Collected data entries

----

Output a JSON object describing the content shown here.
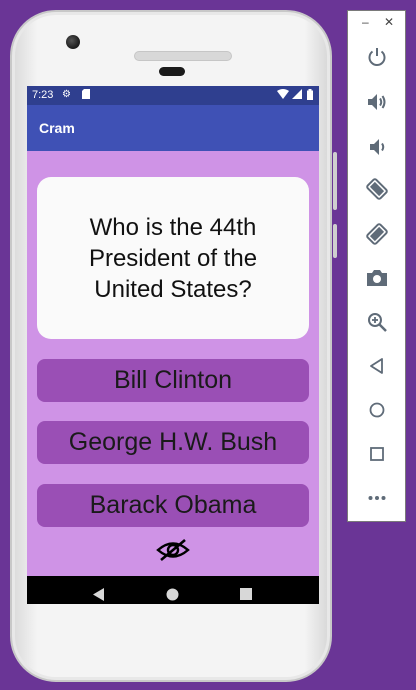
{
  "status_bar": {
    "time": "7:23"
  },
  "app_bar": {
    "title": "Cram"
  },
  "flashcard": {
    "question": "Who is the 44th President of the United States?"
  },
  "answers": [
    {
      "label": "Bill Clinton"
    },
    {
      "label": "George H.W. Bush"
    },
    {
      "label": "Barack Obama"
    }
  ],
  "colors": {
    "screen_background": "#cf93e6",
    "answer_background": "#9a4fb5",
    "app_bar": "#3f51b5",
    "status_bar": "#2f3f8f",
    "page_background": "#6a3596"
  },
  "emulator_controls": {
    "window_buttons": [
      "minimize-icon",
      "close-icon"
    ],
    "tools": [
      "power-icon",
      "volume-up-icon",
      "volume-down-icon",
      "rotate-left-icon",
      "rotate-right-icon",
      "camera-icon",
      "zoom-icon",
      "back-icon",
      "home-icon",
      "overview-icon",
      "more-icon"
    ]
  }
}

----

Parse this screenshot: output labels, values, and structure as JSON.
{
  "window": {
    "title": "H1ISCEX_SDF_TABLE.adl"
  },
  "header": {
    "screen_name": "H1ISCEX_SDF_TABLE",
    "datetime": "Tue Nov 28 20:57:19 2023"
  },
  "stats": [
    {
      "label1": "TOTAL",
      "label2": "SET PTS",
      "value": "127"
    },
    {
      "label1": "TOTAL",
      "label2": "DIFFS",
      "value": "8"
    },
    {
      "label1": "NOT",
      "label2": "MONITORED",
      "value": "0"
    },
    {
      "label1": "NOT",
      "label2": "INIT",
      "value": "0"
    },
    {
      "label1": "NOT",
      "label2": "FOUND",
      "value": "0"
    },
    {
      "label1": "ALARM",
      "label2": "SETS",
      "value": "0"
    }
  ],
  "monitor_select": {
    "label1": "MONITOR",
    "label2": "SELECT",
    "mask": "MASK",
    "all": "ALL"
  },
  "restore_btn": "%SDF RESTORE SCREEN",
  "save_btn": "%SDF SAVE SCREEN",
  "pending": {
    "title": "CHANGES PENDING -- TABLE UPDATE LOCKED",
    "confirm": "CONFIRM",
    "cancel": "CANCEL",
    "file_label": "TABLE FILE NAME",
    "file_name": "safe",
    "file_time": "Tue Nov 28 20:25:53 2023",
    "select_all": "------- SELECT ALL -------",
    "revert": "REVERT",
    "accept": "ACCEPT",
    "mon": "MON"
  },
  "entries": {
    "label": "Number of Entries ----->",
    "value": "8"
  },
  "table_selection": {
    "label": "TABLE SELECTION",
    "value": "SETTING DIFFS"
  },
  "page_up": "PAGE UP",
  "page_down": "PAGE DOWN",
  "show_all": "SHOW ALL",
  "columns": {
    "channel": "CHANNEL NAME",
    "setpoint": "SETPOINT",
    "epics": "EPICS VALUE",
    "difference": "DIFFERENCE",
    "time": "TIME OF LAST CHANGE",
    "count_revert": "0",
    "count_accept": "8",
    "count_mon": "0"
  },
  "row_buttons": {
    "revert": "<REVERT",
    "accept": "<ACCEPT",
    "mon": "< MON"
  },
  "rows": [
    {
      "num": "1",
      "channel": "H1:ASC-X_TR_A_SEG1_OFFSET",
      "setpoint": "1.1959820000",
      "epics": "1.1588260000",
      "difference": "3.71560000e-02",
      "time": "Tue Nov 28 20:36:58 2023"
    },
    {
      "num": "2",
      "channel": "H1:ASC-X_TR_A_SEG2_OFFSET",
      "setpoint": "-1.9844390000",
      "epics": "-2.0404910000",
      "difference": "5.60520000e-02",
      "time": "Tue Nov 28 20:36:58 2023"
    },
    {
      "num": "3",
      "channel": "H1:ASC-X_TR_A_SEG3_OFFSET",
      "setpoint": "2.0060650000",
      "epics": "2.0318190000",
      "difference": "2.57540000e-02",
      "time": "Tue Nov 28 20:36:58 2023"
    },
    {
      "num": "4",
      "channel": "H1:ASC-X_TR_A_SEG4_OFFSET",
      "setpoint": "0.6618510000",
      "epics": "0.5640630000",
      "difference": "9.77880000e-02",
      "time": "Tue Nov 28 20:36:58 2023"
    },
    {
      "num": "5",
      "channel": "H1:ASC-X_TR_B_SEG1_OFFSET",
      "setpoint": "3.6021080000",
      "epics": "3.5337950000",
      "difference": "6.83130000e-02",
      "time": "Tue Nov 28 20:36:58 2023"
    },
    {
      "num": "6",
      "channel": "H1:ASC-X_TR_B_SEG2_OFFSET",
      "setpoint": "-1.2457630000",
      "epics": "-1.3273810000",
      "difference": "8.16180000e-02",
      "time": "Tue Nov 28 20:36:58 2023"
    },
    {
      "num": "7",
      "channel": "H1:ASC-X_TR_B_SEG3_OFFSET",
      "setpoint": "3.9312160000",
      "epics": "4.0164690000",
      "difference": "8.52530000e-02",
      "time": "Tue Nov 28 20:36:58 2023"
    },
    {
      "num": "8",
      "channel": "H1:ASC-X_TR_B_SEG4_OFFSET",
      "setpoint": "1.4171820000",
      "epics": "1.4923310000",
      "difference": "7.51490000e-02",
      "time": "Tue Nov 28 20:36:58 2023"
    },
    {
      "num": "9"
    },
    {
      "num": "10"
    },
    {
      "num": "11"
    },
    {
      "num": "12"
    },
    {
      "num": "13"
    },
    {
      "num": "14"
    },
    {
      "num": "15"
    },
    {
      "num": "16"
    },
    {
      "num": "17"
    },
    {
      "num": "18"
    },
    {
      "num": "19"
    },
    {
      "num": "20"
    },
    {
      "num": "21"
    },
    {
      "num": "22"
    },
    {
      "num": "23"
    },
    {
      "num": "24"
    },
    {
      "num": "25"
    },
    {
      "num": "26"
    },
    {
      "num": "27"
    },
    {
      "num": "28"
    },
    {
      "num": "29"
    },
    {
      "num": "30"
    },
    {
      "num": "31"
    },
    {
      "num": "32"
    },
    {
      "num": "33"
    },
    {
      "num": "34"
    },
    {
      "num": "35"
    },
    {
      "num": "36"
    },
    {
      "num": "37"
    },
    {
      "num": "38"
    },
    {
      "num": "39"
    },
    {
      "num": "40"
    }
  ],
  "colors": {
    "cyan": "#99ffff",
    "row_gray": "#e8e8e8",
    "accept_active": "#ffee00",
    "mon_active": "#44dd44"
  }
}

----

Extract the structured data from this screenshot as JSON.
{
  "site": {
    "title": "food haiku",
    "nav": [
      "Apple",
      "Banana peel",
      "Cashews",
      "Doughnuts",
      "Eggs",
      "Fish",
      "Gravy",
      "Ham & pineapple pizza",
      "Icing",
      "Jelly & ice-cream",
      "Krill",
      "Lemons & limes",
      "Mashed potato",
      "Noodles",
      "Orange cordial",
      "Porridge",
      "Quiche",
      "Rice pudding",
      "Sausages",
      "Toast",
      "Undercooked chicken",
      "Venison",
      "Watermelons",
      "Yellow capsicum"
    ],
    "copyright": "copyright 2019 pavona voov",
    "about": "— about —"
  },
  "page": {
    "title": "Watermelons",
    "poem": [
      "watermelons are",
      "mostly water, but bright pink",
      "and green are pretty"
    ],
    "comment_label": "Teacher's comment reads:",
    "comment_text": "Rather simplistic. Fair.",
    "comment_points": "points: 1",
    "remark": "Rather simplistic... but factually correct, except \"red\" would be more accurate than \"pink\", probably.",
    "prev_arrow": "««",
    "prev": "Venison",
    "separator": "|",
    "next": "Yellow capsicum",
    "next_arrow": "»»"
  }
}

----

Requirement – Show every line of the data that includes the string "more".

Expected answer –
      "more-icon"
    "remark": "Rather simplistic... but factually correct, except \"red\" would be more accurate than \"pink\", probably.",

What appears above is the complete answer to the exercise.